The increase is determined annually in August by measuring the percent increase in the cost of living from the previous year. The 2022 wage is an increase of 60 cents. Between 2020 and 2021, the minimum wage increased by 15 cents.
The law also increases the minimum wage for tipped workers and affects overtime wages. Tipped workers must now be paid at least $6.38 per hour by their employers. State statute dictates overtime wages must be 1.5 times the hourly rate of pay and be paid for all hours over 40 worked in a week.
There are also exemptions to overtime for salaried workers that are affected by the minimum wage increase. Employers are exempt from overtime requirements if an employee is salaried and their job duties meet certain tests. To qualify for the exemption, the salary exemption was $36,450 prior to the January 1 increase in the minimum wage. Beginning January 1, the new minimum salary threshold is $38,251 per year.
According to small business advocates, with many employers still struggling with the effects of COVID-19 and inflation, the size of this year’s increase may be difficult for some businesses to absorb.
David Clough, the Maine State Director of the National Federation for Independent Businesses, says the costs of employment are being “pushed up statewide” by either the new hourly wage or labor market wages where employers are struggling to find workers to fill positions.
“The effect of these higher costs will be higher prices for consumers and greater struggles to survive for many small businesses. Small business owners hope this wage-price storm is not made worse by costly legislative actions in Augusta,” said Clough.

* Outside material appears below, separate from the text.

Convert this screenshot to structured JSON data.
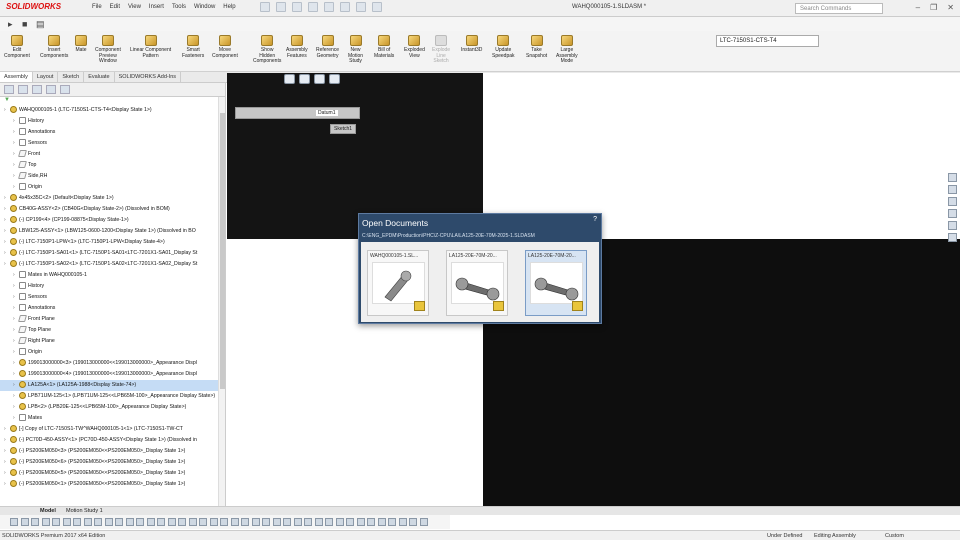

According to Peter Gore, Executive Vice President of the Maine State Chamber of Commerce, one of the difficulties posed by the state’s minimum wage increases is that they are instituted automatically.
“It’s on autopilot according to the referendum that was passed at the ballot box and employers have little option but to make adjustments for the increase in the cost of doing business they’ll experience,” he said.
Gore said the size of the most recent increase was a surprise for many businesses, but is caused by inflation, which drives up the CPI.
Gore also said the new wage is likely to be passed on to consumers, particularly by small businesses in rural areas that have been struggling to recover from the COVID-19 pandemic compared to businesses in urban areas.
“Sixty cents is a significant increase particularly because for a lot of businesses, the size of that increase probably wasn’t in their business plan for the next year. I think some businesses are just going to have to make adjustments, and in some cases, they may be difficult adjustments,” he added. “In the more rural areas though, I think the impact could be felt a little more.”
According to Gore, the minimum wage increase puts pressure on other workers’ wages, which may also increase costs for employers and consumers.
“When you have a minimum wage worker who walks in the door and is making $12.75 an hour and your shift leader makes $13.50 an hour, then all of a sudden that person is going to be looking for more money. Now realistically in the Portland area and the Souther Maine area, people are paying more than the minimum wage,” Gore said.
Maine’s new minimum wage of $12.75 is one of the highest in the nation and is also the third-highest minimum wage in New England.
Both Connecticut and Massachusetts have higher minimum wages. Both states have passed laws that annually raise the minimum wage until it reaches $15 in 2023. In Massachusetts, the minimum wage increased from $13.50 to $14.25 on January 1. Connecticut’s minimum wage is $13 and will increase to $14 on July 1.
New Hampshire’s $7.25 minimum wage is tied to the federal minimum wage. In 2021 the state approved a bill that froze the tipped minimum wage at $3.27. It was previously required to be at least 45% of the minimum wage.
Rhode Island’s minimum wage increased from $11.50 to $12.25 on January 1. Like Connecticut and Massachusetts, Rhode Island passed a law in 2021 that increases the minimum wage to $15 by 2025.
On January 1, Vermont’s minimum wage increased from $11.75 to $12.55. Like Maine, Vermont ties minimum wage increases to a wage index. Vermont’s minimum wage is tied to the U.S. City Average Consumer Price Index for All Urban Consumers and is capped at 5%.